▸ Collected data
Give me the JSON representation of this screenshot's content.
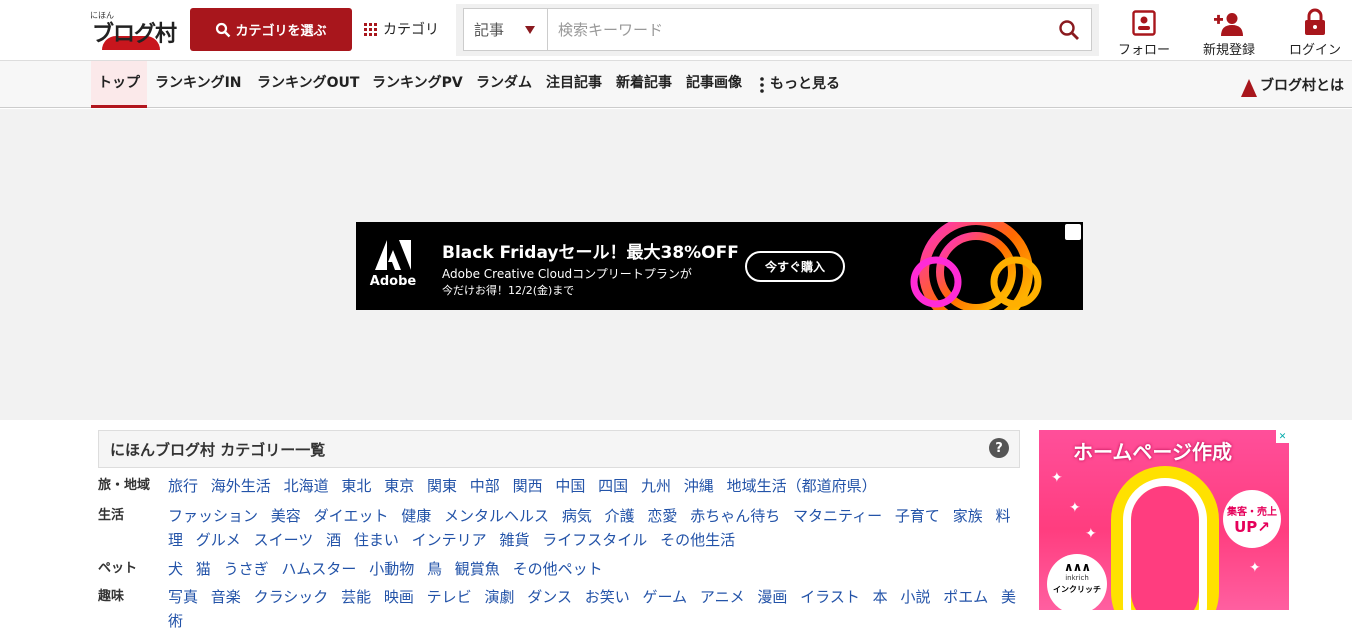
{
  "header": {
    "logo_small": "にほん",
    "logo_main": "ブログ村",
    "category_button": "カテゴリを選ぶ",
    "category_link": "カテゴリ",
    "search": {
      "type_value": "記事",
      "placeholder": "検索キーワード"
    },
    "follow_label": "フォロー",
    "signup_label": "新規登録",
    "login_label": "ログイン"
  },
  "nav": {
    "items": [
      "トップ",
      "ランキングIN",
      "ランキングOUT",
      "ランキングPV",
      "ランダム",
      "注目記事",
      "新着記事",
      "記事画像",
      "もっと見る"
    ],
    "about": "ブログ村とは"
  },
  "banner": {
    "brand": "Adobe",
    "title": "Black Fridayセール！最大38%OFF",
    "sub1": "Adobe Creative Cloudコンプリートプランが",
    "sub2": "今だけお得！12/2(金)まで",
    "buy_button": "今すぐ購入"
  },
  "categories": {
    "title": "にほんブログ村 カテゴリー一覧",
    "help": "?",
    "rows": [
      {
        "label": "旅・地域",
        "links": [
          "旅行",
          "海外生活",
          "北海道",
          "東北",
          "東京",
          "関東",
          "中部",
          "関西",
          "中国",
          "四国",
          "九州",
          "沖縄",
          "地域生活（都道府県）"
        ]
      },
      {
        "label": "生活",
        "links": [
          "ファッション",
          "美容",
          "ダイエット",
          "健康",
          "メンタルヘルス",
          "病気",
          "介護",
          "恋愛",
          "赤ちゃん待ち",
          "マタニティー",
          "子育て",
          "家族",
          "料理",
          "グルメ",
          "スイーツ",
          "酒",
          "住まい",
          "インテリア",
          "雑貨",
          "ライフスタイル",
          "その他生活"
        ]
      },
      {
        "label": "ペット",
        "links": [
          "犬",
          "猫",
          "うさぎ",
          "ハムスター",
          "小動物",
          "鳥",
          "観賞魚",
          "その他ペット"
        ]
      },
      {
        "label": "趣味",
        "links": [
          "写真",
          "音楽",
          "クラシック",
          "芸能",
          "映画",
          "テレビ",
          "演劇",
          "ダンス",
          "お笑い",
          "ゲーム",
          "アニメ",
          "漫画",
          "イラスト",
          "本",
          "小説",
          "ポエム",
          "美術"
        ]
      }
    ]
  },
  "side_ad": {
    "title": "ホームページ作成",
    "badge_line1": "集客・売上",
    "badge_line2": "UP↗",
    "logo_mark": "∧∧∧",
    "logo_en": "inkrich",
    "logo_jp": "インクリッチ"
  },
  "colors": {
    "brand_red": "#a8161c",
    "link_blue": "#2353a8",
    "ad_pink": "#ff3d7f"
  }
}
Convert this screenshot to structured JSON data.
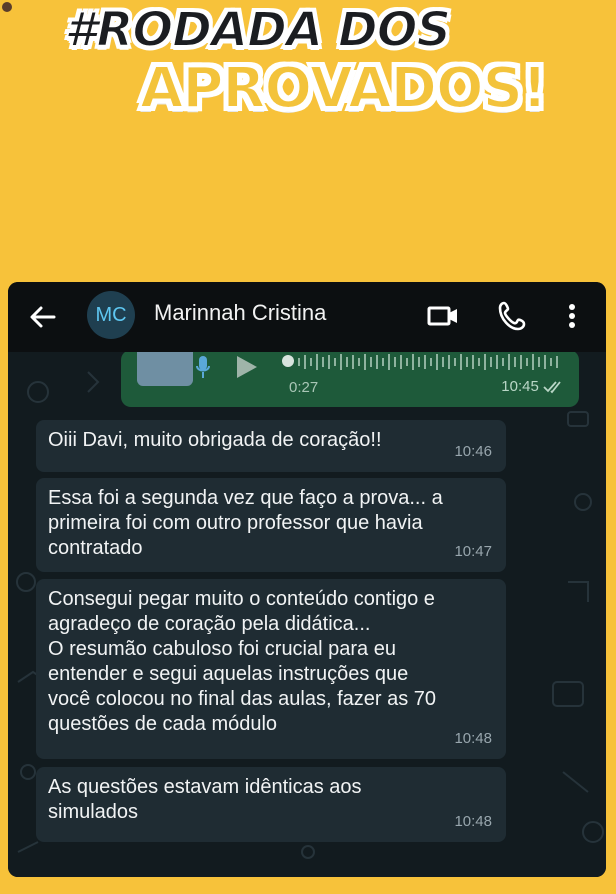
{
  "headline": {
    "line1": "#RODADA DOS",
    "line2": "APROVADOS!"
  },
  "appbar": {
    "back_icon": "arrow-left-icon",
    "avatar_initials": "MC",
    "contact_name": "Marinnah Cristina",
    "video_icon": "video-camera-icon",
    "call_icon": "phone-icon",
    "menu_icon": "more-vertical-icon"
  },
  "audio_message": {
    "duration": "0:27",
    "time": "10:45",
    "status_icon": "double-check-icon"
  },
  "messages": [
    {
      "text": "Oiii Davi, muito obrigada de coração!!",
      "time": "10:46"
    },
    {
      "text": "Essa foi a segunda vez que faço a prova... a\nprimeira foi com outro professor que havia\ncontratado",
      "time": "10:47"
    },
    {
      "text": "Consegui pegar muito o conteúdo contigo e\nagradeço de coração pela didática...\nO resumão cabuloso foi crucial para eu\nentender e segui aquelas instruções que\nvocê colocou no final das aulas, fazer as 70\nquestões de cada módulo",
      "time": "10:48"
    },
    {
      "text": "As questões estavam idênticas aos\nsimulados",
      "time": "10:48"
    }
  ],
  "colors": {
    "background": "#f7c23a",
    "chat_bg": "#121b1f",
    "incoming_bubble": "#1f2c33",
    "outgoing_bubble": "#1e5a3a",
    "avatar_text": "#5ec6f0"
  }
}
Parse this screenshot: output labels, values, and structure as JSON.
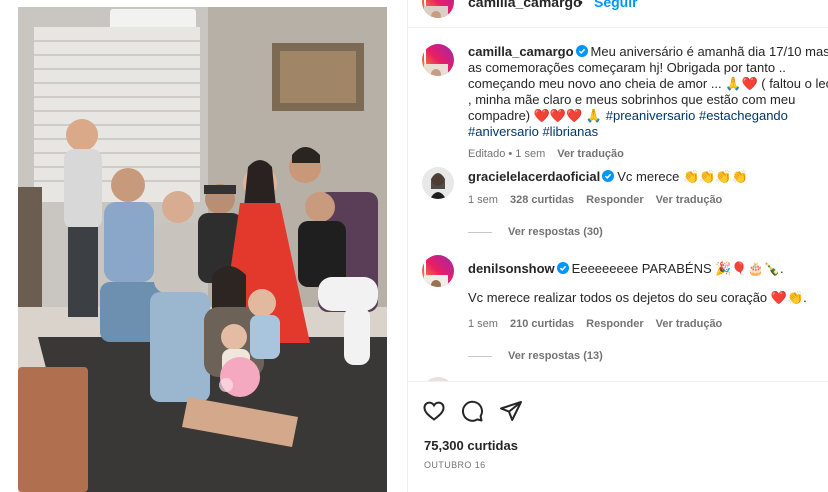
{
  "post": {
    "author": "camilla_camargo",
    "follow_label": "Seguir",
    "separator": "•",
    "caption": {
      "username": "camilla_camargo",
      "text": "Meu aniversário é amanhã dia 17/10 mas as comemorações começaram hj! Obrigada por tanto .. começando meu novo ano cheia de amor ... 🙏❤️ ( faltou o leo , minha mãe claro e meus sobrinhos que estão com meu compadre) ❤️❤️❤️ 🙏",
      "hashtags": [
        "#preaniversario",
        "#estachegando",
        "#aniversario",
        "#librianas"
      ],
      "time": "Editado • 1 sem",
      "translate_label": "Ver tradução"
    },
    "comments": [
      {
        "username": "gracielelacerdaoficial",
        "text": "Vc merece 👏👏👏👏",
        "time": "1 sem",
        "likes": "328 curtidas",
        "reply_label": "Responder",
        "translate_label": "Ver tradução",
        "view_replies": "Ver respostas (30)"
      },
      {
        "username": "denilsonshow",
        "text": "Eeeeeeeee PARABÉNS 🎉🎈🎂🍾.",
        "text2": "Vc merece realizar todos os dejetos do seu coração ❤️👏.",
        "time": "1 sem",
        "likes": "210 curtidas",
        "reply_label": "Responder",
        "translate_label": "Ver tradução",
        "view_replies": "Ver respostas (13)"
      }
    ],
    "likes_total": "75,300 curtidas",
    "date": "OUTUBRO 16"
  },
  "icons": {
    "like": "heart-outline-icon",
    "comment": "comment-bubble-icon",
    "share": "paper-plane-icon",
    "verified": "verified-badge-icon"
  },
  "colors": {
    "link_blue": "#0095f6",
    "hashtag": "#00376b",
    "secondary": "#737373",
    "verified": "#0095f6"
  }
}
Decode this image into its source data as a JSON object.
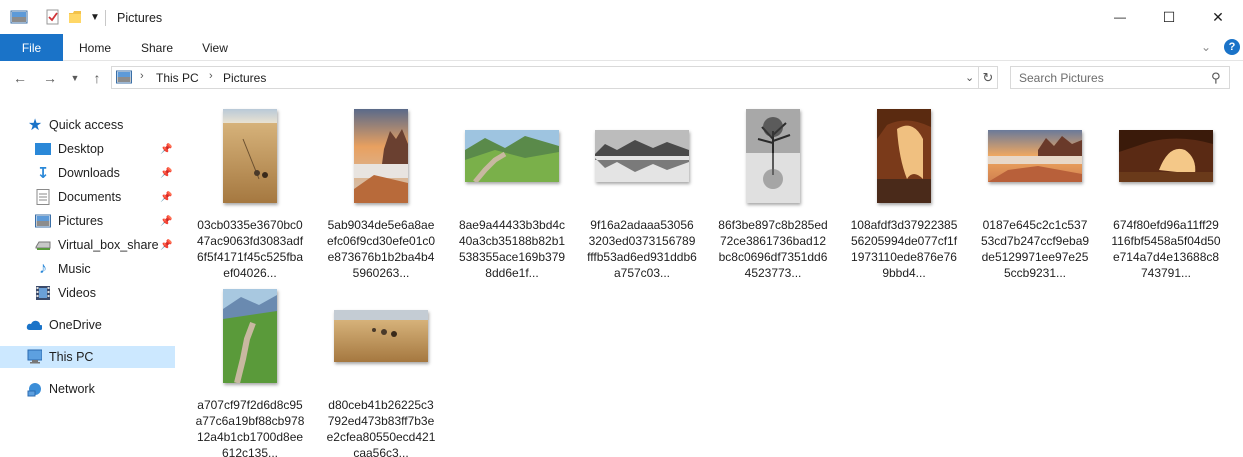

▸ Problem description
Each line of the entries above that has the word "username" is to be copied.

▸ Answer to this task
      "username": "camilla_camargo",
        "username": "gracielelacerdaoficial",
        "username": "denilsonshow",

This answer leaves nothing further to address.